Two important ideas in gearing are pitch surface and pitch position. The pitch surface of a gear is the imaginary toothless surface that you would have by averaging out the peaks and valleys of the average person teeth. The pitch surface area of a typical gear is the shape of a cylinder. The pitch angle of a equipment is the angle between your encounter of the pitch surface and the axis.
The most familiar types of bevel gears have pitch angles of significantly less than 90 degrees and they are cone-shaped. This type of bevel gear is called external because the gear teeth point outward. The pitch surfaces of meshed exterior bevel gears are coaxial with the gear shafts; the apexes of the two surfaces are at the point of intersection of the shaft axes.
Bevel gears which have pitch angles of greater than ninety degrees possess teeth that time inward and are called internal bevel gears.
Bevel gears that have pitch angles of exactly 90 degrees have teeth that point outward parallel with the axis and resemble the factors on a crown.
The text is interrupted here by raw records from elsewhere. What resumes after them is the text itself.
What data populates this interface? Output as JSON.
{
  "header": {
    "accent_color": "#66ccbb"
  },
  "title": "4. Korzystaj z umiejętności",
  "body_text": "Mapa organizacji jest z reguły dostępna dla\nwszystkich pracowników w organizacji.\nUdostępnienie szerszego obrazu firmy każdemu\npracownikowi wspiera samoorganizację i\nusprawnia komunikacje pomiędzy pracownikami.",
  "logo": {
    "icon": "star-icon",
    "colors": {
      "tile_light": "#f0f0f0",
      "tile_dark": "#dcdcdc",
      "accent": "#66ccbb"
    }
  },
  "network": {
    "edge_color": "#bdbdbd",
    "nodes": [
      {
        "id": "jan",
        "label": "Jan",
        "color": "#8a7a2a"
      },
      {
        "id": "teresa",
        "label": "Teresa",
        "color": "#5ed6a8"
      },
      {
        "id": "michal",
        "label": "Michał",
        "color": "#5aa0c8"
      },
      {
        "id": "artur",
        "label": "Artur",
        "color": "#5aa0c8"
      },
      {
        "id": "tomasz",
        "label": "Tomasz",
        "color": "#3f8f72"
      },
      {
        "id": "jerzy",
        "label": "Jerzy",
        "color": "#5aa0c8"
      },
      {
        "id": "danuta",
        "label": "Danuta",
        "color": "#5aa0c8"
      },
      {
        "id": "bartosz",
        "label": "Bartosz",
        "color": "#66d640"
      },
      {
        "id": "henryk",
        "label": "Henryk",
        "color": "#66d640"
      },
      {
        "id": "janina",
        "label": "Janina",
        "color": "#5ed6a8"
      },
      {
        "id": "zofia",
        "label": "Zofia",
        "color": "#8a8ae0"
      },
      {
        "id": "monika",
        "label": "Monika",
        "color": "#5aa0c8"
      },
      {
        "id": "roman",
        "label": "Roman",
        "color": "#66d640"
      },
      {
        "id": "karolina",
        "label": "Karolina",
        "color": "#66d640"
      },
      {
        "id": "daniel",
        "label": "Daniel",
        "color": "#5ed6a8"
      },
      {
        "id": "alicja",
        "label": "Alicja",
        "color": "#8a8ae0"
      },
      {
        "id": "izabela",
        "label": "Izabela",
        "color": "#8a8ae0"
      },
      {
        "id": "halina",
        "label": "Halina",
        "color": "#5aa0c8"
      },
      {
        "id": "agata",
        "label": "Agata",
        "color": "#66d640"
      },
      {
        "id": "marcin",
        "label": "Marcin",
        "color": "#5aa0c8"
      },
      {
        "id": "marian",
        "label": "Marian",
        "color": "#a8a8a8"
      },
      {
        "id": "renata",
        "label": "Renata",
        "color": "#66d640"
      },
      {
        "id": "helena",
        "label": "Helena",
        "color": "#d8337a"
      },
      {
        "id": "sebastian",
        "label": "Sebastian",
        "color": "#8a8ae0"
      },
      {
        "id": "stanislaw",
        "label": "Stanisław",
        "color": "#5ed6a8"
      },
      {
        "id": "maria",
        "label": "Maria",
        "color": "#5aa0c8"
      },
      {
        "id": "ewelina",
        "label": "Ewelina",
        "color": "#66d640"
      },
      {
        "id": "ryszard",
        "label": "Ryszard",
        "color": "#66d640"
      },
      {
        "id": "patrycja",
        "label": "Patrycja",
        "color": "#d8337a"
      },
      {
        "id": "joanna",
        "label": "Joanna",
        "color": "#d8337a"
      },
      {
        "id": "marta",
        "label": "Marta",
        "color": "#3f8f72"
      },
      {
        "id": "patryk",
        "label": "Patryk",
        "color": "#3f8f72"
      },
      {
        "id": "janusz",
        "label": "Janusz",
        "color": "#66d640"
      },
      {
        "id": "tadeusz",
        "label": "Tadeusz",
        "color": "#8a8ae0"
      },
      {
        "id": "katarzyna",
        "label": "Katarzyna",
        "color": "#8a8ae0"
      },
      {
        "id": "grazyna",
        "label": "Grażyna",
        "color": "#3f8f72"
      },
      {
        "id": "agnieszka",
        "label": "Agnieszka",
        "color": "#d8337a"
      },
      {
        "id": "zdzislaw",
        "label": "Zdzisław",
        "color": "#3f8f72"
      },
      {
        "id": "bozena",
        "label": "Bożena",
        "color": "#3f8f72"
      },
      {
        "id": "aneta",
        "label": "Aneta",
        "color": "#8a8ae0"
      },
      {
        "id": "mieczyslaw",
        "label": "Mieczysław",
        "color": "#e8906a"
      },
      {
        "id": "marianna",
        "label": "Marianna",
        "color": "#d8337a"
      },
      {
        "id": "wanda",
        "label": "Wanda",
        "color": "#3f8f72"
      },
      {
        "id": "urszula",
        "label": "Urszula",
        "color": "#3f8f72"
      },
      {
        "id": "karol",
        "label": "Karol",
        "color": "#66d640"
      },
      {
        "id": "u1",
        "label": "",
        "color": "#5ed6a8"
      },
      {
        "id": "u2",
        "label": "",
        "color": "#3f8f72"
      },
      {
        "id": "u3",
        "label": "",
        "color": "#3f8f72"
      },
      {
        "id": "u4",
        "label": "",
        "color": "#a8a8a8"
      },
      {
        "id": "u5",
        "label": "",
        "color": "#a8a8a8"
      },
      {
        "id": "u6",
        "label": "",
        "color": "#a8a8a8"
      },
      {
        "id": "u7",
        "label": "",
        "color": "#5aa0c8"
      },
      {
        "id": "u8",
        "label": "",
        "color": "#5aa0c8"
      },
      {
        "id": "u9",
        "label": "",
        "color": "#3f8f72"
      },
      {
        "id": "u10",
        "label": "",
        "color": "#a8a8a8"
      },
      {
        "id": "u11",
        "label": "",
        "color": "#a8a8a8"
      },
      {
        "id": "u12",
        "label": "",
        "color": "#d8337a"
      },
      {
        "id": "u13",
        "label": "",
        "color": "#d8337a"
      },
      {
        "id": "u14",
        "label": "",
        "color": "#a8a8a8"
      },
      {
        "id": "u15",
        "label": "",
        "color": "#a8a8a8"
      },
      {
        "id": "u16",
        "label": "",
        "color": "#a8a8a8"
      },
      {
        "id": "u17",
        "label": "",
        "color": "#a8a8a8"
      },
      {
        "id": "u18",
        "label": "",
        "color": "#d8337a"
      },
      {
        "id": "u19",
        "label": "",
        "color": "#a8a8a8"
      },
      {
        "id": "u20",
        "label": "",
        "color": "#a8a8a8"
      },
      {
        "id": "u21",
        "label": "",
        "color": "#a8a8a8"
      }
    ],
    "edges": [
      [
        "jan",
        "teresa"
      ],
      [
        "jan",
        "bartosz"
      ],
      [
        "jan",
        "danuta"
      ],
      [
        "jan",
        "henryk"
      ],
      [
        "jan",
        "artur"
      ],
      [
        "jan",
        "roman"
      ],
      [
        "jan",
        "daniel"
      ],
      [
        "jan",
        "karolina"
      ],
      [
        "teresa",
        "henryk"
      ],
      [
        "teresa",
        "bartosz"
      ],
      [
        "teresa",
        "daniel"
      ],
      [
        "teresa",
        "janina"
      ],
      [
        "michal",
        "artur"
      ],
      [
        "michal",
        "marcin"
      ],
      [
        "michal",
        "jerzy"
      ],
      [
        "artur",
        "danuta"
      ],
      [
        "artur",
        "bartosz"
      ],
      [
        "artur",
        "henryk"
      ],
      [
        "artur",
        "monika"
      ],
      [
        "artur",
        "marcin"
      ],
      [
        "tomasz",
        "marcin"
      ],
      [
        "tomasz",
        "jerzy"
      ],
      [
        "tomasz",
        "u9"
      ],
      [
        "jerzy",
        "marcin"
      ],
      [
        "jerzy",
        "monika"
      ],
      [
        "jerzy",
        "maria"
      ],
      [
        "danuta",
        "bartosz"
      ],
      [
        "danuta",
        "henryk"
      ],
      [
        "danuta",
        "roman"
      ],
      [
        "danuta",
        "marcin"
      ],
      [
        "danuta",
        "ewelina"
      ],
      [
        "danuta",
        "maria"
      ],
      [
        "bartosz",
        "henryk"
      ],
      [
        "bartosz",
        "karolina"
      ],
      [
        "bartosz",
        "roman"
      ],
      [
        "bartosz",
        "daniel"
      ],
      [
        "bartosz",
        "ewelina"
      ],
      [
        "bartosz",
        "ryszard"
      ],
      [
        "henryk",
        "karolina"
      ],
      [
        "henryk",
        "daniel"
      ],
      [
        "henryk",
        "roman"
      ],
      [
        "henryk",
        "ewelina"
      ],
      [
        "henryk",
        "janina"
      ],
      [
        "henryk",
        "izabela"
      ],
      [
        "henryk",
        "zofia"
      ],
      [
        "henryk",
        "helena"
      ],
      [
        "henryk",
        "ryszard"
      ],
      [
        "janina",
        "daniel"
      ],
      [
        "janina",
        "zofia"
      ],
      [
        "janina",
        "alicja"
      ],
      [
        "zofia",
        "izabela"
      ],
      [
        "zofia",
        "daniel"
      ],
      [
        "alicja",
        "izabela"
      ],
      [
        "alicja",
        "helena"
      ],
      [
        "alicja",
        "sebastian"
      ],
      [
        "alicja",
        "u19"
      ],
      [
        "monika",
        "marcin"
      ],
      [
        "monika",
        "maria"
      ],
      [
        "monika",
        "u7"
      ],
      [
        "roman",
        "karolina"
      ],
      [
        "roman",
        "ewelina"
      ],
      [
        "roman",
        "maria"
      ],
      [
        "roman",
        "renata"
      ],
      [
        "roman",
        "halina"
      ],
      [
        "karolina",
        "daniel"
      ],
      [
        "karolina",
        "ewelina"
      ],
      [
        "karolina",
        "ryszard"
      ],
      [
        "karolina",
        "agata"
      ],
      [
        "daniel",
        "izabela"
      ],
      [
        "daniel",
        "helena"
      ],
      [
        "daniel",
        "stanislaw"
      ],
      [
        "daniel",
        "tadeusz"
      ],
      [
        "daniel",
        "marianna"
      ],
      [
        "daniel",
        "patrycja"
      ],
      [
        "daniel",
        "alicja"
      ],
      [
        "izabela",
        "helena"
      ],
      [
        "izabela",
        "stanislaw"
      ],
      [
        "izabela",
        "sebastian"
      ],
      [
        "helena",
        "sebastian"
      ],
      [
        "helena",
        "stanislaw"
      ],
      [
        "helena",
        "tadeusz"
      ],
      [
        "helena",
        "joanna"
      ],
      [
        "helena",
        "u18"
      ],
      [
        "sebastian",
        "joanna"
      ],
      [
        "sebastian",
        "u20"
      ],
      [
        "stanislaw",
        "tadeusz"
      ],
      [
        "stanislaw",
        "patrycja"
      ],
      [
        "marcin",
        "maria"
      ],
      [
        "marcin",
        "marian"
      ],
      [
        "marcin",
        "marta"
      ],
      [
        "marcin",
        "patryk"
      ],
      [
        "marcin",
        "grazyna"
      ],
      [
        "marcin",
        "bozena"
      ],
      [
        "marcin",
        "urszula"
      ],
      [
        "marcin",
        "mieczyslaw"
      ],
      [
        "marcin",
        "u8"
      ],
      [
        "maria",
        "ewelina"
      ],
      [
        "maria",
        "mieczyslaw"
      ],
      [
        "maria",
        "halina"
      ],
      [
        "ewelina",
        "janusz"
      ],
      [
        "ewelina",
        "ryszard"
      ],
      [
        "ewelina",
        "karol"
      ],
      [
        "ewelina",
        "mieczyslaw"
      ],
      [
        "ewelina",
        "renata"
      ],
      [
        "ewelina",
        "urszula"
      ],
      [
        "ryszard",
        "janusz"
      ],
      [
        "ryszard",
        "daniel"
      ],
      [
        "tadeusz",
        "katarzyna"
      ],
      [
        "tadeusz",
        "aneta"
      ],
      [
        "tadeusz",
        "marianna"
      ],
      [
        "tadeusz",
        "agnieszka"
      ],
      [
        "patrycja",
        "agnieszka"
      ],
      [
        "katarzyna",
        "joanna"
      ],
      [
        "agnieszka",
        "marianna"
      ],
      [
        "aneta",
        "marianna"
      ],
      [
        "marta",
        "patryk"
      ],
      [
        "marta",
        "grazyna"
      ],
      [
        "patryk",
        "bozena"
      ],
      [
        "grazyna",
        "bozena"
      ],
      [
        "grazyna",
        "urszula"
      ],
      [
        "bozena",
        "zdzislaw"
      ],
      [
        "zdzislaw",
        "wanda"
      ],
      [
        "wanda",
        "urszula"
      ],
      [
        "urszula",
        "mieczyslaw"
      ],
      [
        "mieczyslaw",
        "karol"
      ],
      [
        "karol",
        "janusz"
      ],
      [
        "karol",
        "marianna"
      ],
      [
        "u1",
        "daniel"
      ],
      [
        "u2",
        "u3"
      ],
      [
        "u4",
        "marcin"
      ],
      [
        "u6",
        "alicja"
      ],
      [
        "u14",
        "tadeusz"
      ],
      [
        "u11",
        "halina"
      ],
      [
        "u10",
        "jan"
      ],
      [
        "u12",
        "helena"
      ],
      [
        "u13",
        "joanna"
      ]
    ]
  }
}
That’s why this type of bevel gear is called a crown gear.
Mitre gears are mating bevel gears with the same amounts of teeth and with axes in right angles.